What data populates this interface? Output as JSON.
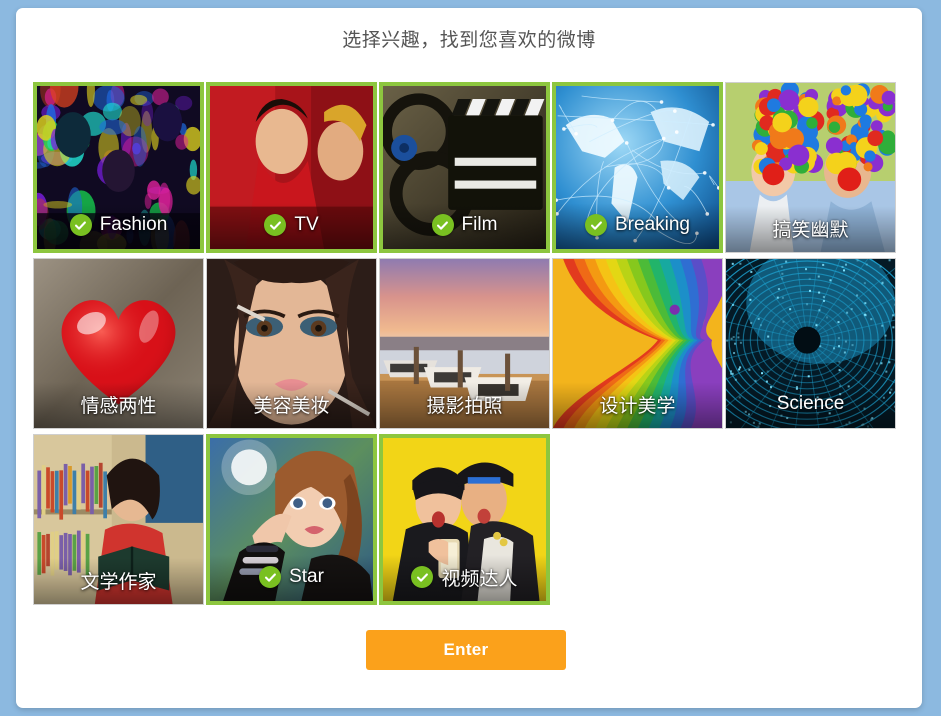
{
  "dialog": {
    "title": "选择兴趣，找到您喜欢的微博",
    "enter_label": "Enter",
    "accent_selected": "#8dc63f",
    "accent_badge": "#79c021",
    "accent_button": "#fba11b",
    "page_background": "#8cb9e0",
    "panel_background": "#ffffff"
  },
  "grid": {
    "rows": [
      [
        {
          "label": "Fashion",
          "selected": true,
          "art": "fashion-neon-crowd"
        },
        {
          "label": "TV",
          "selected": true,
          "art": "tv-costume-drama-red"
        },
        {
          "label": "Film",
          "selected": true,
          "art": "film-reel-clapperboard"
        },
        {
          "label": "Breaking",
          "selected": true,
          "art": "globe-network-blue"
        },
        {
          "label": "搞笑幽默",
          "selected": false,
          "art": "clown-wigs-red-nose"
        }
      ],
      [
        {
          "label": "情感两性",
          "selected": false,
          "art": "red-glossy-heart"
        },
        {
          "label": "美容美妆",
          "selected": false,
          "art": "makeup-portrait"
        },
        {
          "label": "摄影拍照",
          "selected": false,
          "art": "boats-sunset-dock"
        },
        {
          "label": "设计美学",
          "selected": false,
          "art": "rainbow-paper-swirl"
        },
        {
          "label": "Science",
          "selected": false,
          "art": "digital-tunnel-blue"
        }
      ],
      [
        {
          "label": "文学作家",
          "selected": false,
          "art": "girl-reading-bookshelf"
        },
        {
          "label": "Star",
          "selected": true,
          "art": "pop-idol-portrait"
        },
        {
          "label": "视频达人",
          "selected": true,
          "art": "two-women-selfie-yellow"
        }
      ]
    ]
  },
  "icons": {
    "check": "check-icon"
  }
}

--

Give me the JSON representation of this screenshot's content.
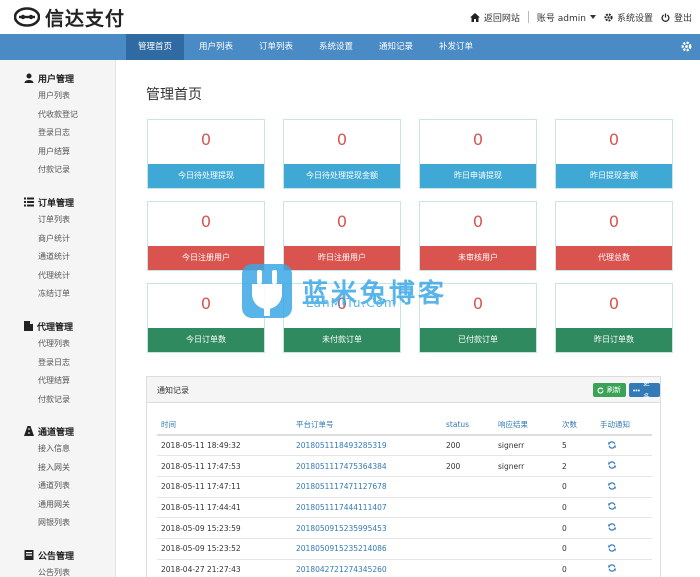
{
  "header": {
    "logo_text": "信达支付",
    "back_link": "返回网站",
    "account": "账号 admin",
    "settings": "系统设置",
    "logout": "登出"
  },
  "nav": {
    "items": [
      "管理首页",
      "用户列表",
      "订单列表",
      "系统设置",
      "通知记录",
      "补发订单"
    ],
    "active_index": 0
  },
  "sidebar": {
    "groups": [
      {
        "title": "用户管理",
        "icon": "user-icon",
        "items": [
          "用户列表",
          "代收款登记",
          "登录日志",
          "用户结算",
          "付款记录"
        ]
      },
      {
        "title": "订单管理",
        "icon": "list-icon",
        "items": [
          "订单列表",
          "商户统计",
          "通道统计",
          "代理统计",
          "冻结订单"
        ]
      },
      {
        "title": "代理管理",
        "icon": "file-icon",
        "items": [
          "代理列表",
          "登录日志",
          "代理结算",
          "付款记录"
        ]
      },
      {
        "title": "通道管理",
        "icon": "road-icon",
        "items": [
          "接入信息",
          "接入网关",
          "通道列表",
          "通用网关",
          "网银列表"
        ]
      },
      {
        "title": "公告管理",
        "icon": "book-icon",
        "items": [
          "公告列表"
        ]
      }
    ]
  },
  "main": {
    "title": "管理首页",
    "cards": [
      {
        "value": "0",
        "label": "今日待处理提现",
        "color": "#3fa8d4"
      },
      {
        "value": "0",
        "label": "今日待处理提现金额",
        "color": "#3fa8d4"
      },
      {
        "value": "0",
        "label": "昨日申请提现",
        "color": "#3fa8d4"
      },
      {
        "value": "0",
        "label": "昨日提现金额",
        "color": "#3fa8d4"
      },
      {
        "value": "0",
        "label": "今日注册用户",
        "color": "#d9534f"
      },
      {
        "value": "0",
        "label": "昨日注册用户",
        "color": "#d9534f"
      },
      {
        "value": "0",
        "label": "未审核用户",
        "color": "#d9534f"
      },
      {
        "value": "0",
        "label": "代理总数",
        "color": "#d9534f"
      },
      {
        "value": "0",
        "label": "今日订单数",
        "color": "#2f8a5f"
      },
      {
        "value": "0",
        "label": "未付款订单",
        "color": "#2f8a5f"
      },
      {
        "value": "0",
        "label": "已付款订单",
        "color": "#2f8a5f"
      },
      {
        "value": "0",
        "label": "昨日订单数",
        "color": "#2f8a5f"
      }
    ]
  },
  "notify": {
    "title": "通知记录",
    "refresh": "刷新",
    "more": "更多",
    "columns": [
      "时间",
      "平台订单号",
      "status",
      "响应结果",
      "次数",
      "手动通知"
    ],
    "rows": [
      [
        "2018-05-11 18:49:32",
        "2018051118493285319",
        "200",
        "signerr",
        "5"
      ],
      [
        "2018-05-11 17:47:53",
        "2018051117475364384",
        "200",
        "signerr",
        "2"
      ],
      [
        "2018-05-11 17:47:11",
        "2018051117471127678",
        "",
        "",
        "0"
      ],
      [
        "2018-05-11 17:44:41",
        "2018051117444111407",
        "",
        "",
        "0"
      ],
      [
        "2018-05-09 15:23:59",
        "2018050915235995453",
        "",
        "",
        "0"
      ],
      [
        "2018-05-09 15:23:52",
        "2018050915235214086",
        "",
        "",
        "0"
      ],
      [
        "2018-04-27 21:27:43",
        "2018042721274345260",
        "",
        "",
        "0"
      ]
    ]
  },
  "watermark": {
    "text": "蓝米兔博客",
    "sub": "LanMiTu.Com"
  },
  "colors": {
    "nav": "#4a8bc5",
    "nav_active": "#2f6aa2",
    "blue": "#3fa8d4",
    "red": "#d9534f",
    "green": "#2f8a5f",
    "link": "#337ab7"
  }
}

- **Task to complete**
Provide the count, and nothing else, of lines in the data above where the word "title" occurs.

- **Solution to the exercise**
8